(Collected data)

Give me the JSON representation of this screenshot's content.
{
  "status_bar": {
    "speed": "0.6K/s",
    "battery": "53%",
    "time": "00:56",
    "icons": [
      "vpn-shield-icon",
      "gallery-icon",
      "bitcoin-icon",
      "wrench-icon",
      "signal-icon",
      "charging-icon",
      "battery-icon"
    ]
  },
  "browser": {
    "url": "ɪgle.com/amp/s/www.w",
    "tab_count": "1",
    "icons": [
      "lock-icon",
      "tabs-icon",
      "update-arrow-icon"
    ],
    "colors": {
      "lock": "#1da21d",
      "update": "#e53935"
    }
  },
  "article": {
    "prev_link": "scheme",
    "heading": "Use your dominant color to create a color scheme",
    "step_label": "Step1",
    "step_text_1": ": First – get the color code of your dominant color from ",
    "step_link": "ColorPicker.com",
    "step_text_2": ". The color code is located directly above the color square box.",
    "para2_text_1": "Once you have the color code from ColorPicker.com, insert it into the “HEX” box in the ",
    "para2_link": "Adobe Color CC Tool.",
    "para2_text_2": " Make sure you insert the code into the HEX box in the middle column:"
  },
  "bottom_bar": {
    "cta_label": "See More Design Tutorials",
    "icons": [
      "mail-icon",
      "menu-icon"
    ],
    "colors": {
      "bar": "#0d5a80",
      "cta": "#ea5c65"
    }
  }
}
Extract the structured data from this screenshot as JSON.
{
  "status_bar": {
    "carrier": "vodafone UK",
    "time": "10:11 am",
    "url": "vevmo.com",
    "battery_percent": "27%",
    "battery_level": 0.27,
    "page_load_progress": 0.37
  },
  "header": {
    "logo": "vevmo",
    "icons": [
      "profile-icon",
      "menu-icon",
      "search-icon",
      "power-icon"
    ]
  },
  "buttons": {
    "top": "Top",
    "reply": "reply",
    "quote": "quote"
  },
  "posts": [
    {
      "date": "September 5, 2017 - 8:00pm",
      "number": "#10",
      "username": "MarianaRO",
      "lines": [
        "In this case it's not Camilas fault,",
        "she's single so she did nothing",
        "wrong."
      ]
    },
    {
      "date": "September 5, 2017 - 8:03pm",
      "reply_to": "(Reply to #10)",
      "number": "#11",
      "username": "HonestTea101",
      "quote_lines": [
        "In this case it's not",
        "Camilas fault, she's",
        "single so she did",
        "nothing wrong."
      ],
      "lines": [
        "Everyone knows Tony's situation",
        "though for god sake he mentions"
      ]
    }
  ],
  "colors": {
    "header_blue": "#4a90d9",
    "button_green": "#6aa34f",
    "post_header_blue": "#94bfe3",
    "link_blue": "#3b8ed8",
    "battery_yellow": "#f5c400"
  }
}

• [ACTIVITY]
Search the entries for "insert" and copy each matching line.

• [TASK SOLUTION]
    "para2_text_1": "Once you have the color code from ColorPicker.com, insert it into the “HEX” box in the ",
    "para2_text_2": " Make sure you insert the code into the HEX box in the middle column:"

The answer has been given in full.